Topics for consideration range from issues of what is taken as a fact (for example, where  perceptions of relative indeterminacy in climate science is leveraged to create doubt about  anthropogenic climate change) to those of meaning (as in the case of multiple sexual  harassment and sexual abuse cases with sufficient cause for ambiguity in the law reducing  the blunt of charges of violence and transgression to a he said/she said melodrama, thus,  pandering to a form of toxic masculinity). Some areas where indeterminacy seems to have  paralyzed scholarly analysis are those relating to the nation-state, whether it is still a form  with which to tarry or has it merely become a handmaiden of capital? If the pandemic has  shown us anything, it is that no hegemonic power lets a good crisis of predictability go to  waste. Is social media a force for the good or the bad? Given the global uptake of conspiracy theories of many kinds and the violence that they have produced, time has  come for some genuine soul-searching about our desire for instant translatability or  communicability. Do AI and robots pose a challenge to labor and forms of work? Ask  people working for Amazon. Are we an interconnected world or Balkanized? While the  trans-border movement of pollution and waste provide one vantage, the differential  spread of suffering around the war in Ukraine provides another. And then there is the  indeterminacy that comes from the unfinished business of the past or the complete  obscurity of the future that may not be in people’s consciousness but that erupts into the  present insistently. It reminds us of our immersion within other structures than those of  which we are aware, other strata of time than that of the present alone, and the  changeable nature of our own susceptibilities.

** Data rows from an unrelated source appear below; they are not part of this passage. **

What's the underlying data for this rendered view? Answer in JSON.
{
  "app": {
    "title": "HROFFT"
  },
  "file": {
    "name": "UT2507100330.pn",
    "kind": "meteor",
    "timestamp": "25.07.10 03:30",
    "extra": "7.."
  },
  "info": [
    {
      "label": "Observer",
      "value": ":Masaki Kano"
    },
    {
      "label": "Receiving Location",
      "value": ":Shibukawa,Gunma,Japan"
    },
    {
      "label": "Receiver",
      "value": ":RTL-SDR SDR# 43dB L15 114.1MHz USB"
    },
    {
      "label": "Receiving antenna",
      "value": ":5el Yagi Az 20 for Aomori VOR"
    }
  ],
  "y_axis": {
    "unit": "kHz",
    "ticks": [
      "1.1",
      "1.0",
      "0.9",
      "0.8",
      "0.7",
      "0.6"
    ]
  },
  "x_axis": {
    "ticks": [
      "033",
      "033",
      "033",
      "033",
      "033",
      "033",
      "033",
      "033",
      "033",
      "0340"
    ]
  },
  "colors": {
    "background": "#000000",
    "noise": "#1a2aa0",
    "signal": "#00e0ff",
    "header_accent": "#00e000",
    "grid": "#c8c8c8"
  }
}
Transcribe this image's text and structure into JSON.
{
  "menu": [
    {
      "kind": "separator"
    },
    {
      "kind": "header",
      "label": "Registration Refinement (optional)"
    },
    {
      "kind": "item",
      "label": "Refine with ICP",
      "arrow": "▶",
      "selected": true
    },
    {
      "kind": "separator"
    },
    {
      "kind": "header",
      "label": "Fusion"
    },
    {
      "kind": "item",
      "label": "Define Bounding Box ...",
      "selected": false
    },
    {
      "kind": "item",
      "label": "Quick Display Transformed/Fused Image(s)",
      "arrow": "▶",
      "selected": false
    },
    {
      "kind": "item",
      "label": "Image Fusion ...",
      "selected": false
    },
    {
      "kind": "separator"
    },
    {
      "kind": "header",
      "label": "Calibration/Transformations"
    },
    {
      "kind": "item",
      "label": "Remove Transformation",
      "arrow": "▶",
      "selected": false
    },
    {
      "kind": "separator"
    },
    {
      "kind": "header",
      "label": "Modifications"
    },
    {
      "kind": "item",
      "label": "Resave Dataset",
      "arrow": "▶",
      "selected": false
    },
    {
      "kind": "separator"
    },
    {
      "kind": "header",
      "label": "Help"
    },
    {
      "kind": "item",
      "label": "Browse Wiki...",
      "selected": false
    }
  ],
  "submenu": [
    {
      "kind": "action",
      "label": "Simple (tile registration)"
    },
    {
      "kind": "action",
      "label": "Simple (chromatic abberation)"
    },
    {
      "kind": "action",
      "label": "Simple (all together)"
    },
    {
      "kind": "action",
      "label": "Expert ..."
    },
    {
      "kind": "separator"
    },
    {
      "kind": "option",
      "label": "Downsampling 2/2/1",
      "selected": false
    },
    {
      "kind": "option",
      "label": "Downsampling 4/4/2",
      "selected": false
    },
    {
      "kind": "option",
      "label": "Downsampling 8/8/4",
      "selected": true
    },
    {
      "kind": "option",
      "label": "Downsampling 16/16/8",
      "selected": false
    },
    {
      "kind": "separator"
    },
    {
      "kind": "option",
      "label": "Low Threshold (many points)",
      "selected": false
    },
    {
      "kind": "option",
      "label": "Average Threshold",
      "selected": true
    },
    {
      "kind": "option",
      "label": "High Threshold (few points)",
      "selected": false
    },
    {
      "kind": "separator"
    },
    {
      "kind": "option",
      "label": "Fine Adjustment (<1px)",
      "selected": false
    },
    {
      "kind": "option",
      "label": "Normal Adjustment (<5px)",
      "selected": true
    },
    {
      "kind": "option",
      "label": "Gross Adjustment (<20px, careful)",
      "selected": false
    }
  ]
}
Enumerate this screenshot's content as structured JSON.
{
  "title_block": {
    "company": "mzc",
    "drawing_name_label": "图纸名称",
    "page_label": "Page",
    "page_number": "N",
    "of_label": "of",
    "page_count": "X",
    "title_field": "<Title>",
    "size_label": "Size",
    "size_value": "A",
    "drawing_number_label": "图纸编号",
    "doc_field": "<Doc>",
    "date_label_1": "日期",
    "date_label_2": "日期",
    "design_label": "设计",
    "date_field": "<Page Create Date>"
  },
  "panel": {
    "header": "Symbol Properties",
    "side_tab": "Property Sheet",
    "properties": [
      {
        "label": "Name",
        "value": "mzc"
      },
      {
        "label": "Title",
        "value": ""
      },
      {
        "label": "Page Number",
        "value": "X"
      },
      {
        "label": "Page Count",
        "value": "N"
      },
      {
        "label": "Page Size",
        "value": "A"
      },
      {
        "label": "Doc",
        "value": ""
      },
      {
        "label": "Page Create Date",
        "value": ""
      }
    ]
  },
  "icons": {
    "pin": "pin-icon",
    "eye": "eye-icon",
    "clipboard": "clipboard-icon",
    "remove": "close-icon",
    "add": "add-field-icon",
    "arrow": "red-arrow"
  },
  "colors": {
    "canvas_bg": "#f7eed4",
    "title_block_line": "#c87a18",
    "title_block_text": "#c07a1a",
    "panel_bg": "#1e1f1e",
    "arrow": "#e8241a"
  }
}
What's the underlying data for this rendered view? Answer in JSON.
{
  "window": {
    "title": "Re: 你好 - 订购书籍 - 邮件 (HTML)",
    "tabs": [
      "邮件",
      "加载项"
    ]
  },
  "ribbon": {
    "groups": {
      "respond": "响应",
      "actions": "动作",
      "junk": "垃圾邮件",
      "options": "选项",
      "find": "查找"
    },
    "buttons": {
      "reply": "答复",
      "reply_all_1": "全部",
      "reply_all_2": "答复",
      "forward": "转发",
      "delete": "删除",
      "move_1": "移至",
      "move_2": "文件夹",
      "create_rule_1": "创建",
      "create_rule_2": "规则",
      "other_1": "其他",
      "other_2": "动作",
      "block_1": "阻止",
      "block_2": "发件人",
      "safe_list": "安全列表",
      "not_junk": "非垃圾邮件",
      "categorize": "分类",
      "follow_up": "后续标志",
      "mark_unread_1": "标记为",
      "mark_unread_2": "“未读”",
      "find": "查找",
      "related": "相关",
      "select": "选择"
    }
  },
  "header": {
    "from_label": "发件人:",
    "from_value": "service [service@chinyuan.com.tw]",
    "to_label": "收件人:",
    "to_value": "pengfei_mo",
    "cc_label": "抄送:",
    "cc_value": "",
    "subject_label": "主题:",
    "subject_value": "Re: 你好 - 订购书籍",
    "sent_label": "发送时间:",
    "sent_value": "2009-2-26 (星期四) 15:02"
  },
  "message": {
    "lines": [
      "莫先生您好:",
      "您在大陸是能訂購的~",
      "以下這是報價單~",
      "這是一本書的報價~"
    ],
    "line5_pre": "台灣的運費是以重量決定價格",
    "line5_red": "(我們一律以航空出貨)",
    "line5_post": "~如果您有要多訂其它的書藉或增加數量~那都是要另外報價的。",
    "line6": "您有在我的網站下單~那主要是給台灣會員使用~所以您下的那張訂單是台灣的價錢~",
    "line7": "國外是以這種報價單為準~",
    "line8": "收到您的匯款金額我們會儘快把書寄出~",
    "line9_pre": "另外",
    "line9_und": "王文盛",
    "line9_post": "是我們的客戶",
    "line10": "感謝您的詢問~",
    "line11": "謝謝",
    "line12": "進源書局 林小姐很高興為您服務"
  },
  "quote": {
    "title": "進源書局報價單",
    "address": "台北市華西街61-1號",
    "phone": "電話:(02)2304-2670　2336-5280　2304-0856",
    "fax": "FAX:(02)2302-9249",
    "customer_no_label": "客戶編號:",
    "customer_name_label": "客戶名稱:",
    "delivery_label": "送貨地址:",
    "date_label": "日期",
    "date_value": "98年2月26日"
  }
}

Perhaps one way to think of forms of  indeterminacy is to ask what sustains them, what do they sustain, and what are the prices  of establishing certainties in their wake?

This in-person spring conference is being co-hosted by three  subsections of the AAA: AES, APLA and CAE. We will have  plenaries, panels, receptions, workshops and reading salons  including Swayam Bagaria, Monica Bell, Jacob Bessen,  Andrew Brandel, Vincent Brillant-Giroux, Thomas Csordas,  Clara Han, Keith Hart, Toby Kelly, Michael Lambek, Sandra  Laugier, Sameena Mulla, Vlad Naumescu, Milad Odabaei,  Jessica O’Reilly, Annelise Riles, Carolyn Rouse, Lotte Segal,  Susanna Trnka, Anna Wherry, and others. 

We invite you to submit papers, panels, roundtables or  workshops through a joint registration and submission  portal, which will go live over the winter break with a quick  turnaround, so please get organized ahead of time. If you  have an ongoing project or an edited volume in the making  or ideas for a panel, please contact any of the section heads  to get our input (contacts provided below). This is a variant  of the invited panel issued in the form of an open call. We  would like to hear from you before December 20 or else  please feel free to submit your proposal when the portal  opens. We are planning for robust participation, great  conversations, and lots of festivity. More to come. Stay  tuned. 

Contacts: 

Ilana Gershon (APLA, igershon@rice.edu)

Naveeda Khan (AES, nkhan5@jhu.edu)

Mariela Nuñez-Janes (CAE, mariela.nunez-janes@unt.edu)

Carolyn Rouse (AES, crouse@princeton.edu)